Be it Cincinnati, Chicago, New York City or Greenfield, we are not defined by our liabilities, our baser elements. We are defined by our greatest assets, our people. The average person in Greenfield is a good, honest, willing to work, willing to pay taxes, willing to be a little league coach or a Boy Scout leader kind of person.
It’s easy to lose sight of this if one gives too much attention to the nay-sayers or the headlines. But, as often happens in our town, just when you think we’ve fallen off a cliff an individual or group comes along, makes something wonderful happen, and restores my faith in the goodness of our people.
Jennifer Lowe, in the past year, has taken on several projects including spiffing up Imagination Kingdom playground and organizing the Light Up City Hall project. Ron Dudley has been very active in village clean up drives, community walks and yard sales, and restoration of our once tree-lined streets. The several people who serve on 3G have worked hard to stage such events as Oktoberfest and Blues Brews & Stews. 3G spends its earnings on furthering community improvements and planning new activities for the continued enrichment of life in Greenfield.

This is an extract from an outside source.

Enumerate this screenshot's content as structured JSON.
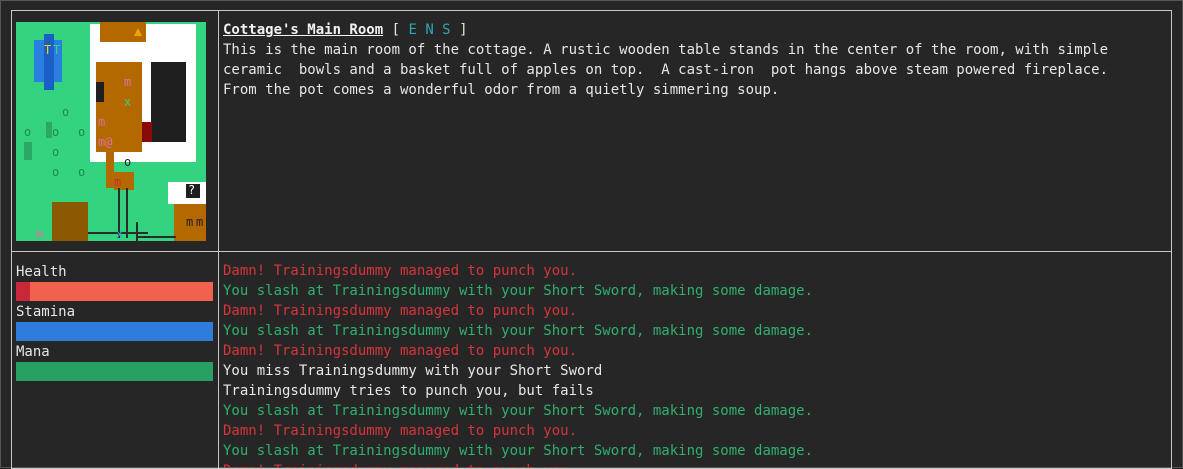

Every year, for several decades, the Rotary has sponsored the Greene Country Towne Festival which is the largest community event of every year. It continues to bring thousands of people into the downtown area where they happily rub elbows with old friends and make new ones. The proceeds from the festival are pumped right back into operating the Ralph Phillips Recreation Center where many events take place throughout the year.
A couple of times each year the Paint Creek Fire District breaks out the screen house and fryers to continue a decades long tradition of frying up fish for all to enjoy. And come Super Bowl Sunday we know the Mother’s Club will be serving up sub sandwiches.
The Greenfield Historical Society may be one of the most active in the state. They maintain a number of historical museum properties, they archive and catalog thousands artifacts, they’ve published at least two volumes of community history, organized an area wide barn quilt project, and each year they sponsor such events as a Formal Tea, Sunday dinners at the Grain and Hay, History Day, Ghost Walk, Cemetery Walk, and Christmas Tour of Homes
The list of things our people do to make for a better life in Greenfield is almost endless and includes such things as all the little league sports activities, the annual Darrel Unger fishing derby, Halloween and Christmas parades, the annual duck race, the holiday craft show, Breakfast with Santa, and much more than what readily comes to mind.
All the people who help organize and stage these activities and events and all the many more who show up and take part are, without doubt, what defines our small piece of real estate.
So the next time someone proclaims Greenfield a deadzone or the next time you pick up the paper and the front page is splattered with news of police pursuits, meth house discoveries, Grand Jury indictments, etc., just remember that those things are but a small percentage of what happens during our days. In spite of the front page good will always far outweigh the bad.